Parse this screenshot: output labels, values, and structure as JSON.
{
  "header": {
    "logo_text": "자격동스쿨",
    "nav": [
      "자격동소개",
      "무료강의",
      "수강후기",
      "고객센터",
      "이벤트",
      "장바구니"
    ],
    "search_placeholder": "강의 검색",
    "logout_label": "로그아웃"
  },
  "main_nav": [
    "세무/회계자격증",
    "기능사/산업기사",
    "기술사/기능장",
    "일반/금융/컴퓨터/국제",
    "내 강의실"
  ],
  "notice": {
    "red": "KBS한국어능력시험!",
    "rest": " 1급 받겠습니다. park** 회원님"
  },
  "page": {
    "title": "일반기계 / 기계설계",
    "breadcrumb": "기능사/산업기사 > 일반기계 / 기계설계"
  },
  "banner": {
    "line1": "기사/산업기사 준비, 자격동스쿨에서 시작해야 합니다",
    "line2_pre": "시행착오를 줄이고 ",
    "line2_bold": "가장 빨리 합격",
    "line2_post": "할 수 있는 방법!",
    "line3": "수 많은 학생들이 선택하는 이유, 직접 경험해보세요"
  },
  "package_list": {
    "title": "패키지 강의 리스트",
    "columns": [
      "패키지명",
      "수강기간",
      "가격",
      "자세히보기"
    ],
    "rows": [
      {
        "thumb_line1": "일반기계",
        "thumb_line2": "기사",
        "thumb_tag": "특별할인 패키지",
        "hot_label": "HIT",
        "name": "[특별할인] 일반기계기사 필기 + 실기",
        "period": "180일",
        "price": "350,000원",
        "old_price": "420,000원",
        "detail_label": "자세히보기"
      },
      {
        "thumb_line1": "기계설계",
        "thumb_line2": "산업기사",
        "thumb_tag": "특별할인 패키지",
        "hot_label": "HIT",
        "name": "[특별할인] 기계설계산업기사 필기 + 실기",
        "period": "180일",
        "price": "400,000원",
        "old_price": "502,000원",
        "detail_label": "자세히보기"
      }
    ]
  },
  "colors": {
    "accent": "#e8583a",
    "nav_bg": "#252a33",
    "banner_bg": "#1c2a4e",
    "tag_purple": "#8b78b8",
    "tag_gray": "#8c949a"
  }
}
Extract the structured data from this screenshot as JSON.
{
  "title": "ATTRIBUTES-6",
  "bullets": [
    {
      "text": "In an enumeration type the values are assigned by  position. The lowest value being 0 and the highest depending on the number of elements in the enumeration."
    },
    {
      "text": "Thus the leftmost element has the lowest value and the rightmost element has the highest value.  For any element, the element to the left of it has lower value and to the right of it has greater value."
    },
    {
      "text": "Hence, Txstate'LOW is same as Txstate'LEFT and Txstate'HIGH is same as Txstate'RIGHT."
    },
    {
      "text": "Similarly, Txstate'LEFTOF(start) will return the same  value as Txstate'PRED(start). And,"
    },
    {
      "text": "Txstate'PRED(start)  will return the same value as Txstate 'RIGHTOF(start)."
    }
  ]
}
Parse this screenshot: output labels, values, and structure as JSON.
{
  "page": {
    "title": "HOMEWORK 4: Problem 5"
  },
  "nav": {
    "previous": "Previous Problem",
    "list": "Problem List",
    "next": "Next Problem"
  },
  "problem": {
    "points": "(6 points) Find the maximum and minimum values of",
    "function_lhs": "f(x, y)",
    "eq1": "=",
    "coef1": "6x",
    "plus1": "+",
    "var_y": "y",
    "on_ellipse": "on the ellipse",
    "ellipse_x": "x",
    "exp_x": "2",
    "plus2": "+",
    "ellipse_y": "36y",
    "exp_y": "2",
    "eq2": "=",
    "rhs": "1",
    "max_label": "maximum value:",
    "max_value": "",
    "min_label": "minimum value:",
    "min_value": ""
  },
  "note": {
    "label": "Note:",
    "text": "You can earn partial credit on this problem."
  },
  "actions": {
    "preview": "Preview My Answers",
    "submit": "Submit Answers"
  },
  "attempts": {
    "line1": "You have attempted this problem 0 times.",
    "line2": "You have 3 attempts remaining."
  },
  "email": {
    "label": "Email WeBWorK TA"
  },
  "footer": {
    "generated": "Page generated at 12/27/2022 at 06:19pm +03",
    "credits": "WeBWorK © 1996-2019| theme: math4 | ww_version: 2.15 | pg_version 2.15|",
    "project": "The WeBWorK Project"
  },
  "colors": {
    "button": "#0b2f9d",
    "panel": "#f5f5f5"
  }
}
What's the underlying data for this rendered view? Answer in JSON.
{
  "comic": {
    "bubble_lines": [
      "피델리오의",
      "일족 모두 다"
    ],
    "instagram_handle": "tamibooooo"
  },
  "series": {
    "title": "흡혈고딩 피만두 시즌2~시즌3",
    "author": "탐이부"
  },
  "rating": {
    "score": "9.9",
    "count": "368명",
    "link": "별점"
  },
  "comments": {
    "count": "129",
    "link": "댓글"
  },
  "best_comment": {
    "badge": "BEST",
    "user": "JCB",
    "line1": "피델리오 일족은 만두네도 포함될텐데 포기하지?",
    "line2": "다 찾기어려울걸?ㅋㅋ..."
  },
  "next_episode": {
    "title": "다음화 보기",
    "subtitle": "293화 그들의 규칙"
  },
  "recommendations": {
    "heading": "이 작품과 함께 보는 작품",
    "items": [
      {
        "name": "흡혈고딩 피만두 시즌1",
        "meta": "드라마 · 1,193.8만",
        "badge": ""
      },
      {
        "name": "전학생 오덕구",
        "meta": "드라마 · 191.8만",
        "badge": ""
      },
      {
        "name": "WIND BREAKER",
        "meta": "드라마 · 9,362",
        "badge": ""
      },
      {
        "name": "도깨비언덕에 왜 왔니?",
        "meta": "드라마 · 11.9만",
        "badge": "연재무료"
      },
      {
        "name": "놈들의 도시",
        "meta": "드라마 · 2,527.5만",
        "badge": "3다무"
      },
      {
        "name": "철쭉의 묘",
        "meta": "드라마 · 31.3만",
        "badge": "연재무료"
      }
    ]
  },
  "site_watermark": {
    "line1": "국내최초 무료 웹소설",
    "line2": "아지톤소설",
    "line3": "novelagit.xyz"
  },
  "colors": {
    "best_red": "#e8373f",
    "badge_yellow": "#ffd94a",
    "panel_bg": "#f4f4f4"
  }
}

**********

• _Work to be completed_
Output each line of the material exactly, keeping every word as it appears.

• _Written response_
Parse this screenshot: output labels, values, and structure as JSON.
{
  "header": {
    "logo_text": "자격동스쿨",
    "nav": [
      "자격동소개",
      "무료강의",
      "수강후기",
      "고객센터",
      "이벤트",
      "장바구니"
    ],
    "search_placeholder": "강의 검색",
    "logout_label": "로그아웃"
  },
  "main_nav": [
    "세무/회계자격증",
    "기능사/산업기사",
    "기술사/기능장",
    "일반/금융/컴퓨터/국제",
    "내 강의실"
  ],
  "notice": {
    "red": "KBS한국어능력시험!",
    "rest": " 1급 받겠습니다. park** 회원님"
  },
  "page": {
    "title": "일반기계 / 기계설계",
    "breadcrumb": "기능사/산업기사 > 일반기계 / 기계설계"
  },
  "banner": {
    "line1": "기사/산업기사 준비, 자격동스쿨에서 시작해야 합니다",
    "line2_pre": "시행착오를 줄이고 ",
    "line2_bold": "가장 빨리 합격",
    "line2_post": "할 수 있는 방법!",
    "line3": "수 많은 학생들이 선택하는 이유, 직접 경험해보세요"
  },
  "package_list": {
    "title": "패키지 강의 리스트",
    "columns": [
      "패키지명",
      "수강기간",
      "가격",
      "자세히보기"
    ],
    "rows": [
      {
        "thumb_line1": "일반기계",
        "thumb_line2": "기사",
        "thumb_tag": "특별할인 패키지",
        "hot_label": "HIT",
        "name": "[특별할인] 일반기계기사 필기 + 실기",
        "period": "180일",
        "price": "350,000원",
        "old_price": "420,000원",
        "detail_label": "자세히보기"
      },
      {
        "thumb_line1": "기계설계",
        "thumb_line2": "산업기사",
        "thumb_tag": "특별할인 패키지",
        "hot_label": "HIT",
        "name": "[특별할인] 기계설계산업기사 필기 + 실기",
        "period": "180일",
        "price": "400,000원",
        "old_price": "502,000원",
        "detail_label": "자세히보기"
      }
    ]
  },
  "colors": {
    "accent": "#e8583a",
    "nav_bg": "#252a33",
    "banner_bg": "#1c2a4e",
    "tag_purple": "#8b78b8",
    "tag_gray": "#8c949a"
  }
}
Extract the structured data from this screenshot as JSON.
{
  "title": "ATTRIBUTES-6",
  "bullets": [
    {
      "text": "In an enumeration type the values are assigned by  position. The lowest value being 0 and the highest depending on the number of elements in the enumeration."
    },
    {
      "text": "Thus the leftmost element has the lowest value and the rightmost element has the highest value.  For any element, the element to the left of it has lower value and to the right of it has greater value."
    },
    {
      "text": "Hence, Txstate'LOW is same as Txstate'LEFT and Txstate'HIGH is same as Txstate'RIGHT."
    },
    {
      "text": "Similarly, Txstate'LEFTOF(start) will return the same  value as Txstate'PRED(start). And,"
    },
    {
      "text": "Txstate'PRED(start)  will return the same value as Txstate 'RIGHTOF(start)."
    }
  ]
}
Parse this screenshot: output labels, values, and structure as JSON.
{
  "page": {
    "title": "HOMEWORK 4: Problem 5"
  },
  "nav": {
    "previous": "Previous Problem",
    "list": "Problem List",
    "next": "Next Problem"
  },
  "problem": {
    "points": "(6 points) Find the maximum and minimum values of",
    "function_lhs": "f(x, y)",
    "eq1": "=",
    "coef1": "6x",
    "plus1": "+",
    "var_y": "y",
    "on_ellipse": "on the ellipse",
    "ellipse_x": "x",
    "exp_x": "2",
    "plus2": "+",
    "ellipse_y": "36y",
    "exp_y": "2",
    "eq2": "=",
    "rhs": "1",
    "max_label": "maximum value:",
    "max_value": "",
    "min_label": "minimum value:",
    "min_value": ""
  },
  "note": {
    "label": "Note:",
    "text": "You can earn partial credit on this problem."
  },
  "actions": {
    "preview": "Preview My Answers",
    "submit": "Submit Answers"
  },
  "attempts": {
    "line1": "You have attempted this problem 0 times.",
    "line2": "You have 3 attempts remaining."
  },
  "email": {
    "label": "Email WeBWorK TA"
  },
  "footer": {
    "generated": "Page generated at 12/27/2022 at 06:19pm +03",
    "credits": "WeBWorK © 1996-2019| theme: math4 | ww_version: 2.15 | pg_version 2.15|",
    "project": "The WeBWorK Project"
  },
  "colors": {
    "button": "#0b2f9d",
    "panel": "#f5f5f5"
  }
}
What's the underlying data for this rendered view? Answer in JSON.
{
  "comic": {
    "bubble_lines": [
      "피델리오의",
      "일족 모두 다"
    ],
    "instagram_handle": "tamibooooo"
  },
  "series": {
    "title": "흡혈고딩 피만두 시즌2~시즌3",
    "author": "탐이부"
  },
  "rating": {
    "score": "9.9",
    "count": "368명",
    "link": "별점"
  },
  "comments": {
    "count": "129",
    "link": "댓글"
  },
  "best_comment": {
    "badge": "BEST",
    "user": "JCB",
    "line1": "피델리오 일족은 만두네도 포함될텐데 포기하지?",
    "line2": "다 찾기어려울걸?ㅋㅋ..."
  },
  "next_episode": {
    "title": "다음화 보기",
    "subtitle": "293화 그들의 규칙"
  },
  "recommendations": {
    "heading": "이 작품과 함께 보는 작품",
    "items": [
      {
        "name": "흡혈고딩 피만두 시즌1",
        "meta": "드라마 · 1,193.8만",
        "badge": ""
      },
      {
        "name": "전학생 오덕구",
        "meta": "드라마 · 191.8만",
        "badge": ""
      },
      {
        "name": "WIND BREAKER",
        "meta": "드라마 · 9,362",
        "badge": ""
      },
      {
        "name": "도깨비언덕에 왜 왔니?",
        "meta": "드라마 · 11.9만",
        "badge": "연재무료"
      },
      {
        "name": "놈들의 도시",
        "meta": "드라마 · 2,527.5만",
        "badge": "3다무"
      },
      {
        "name": "철쭉의 묘",
        "meta": "드라마 · 31.3만",
        "badge": "연재무료"
      }
    ]
  },
  "site_watermark": {
    "line1": "국내최초 무료 웹소설",
    "line2": "아지톤소설",
    "line3": "novelagit.xyz"
  },
  "colors": {
    "best_red": "#e8373f",
    "badge_yellow": "#ffd94a",
    "panel_bg": "#f4f4f4"
  }
}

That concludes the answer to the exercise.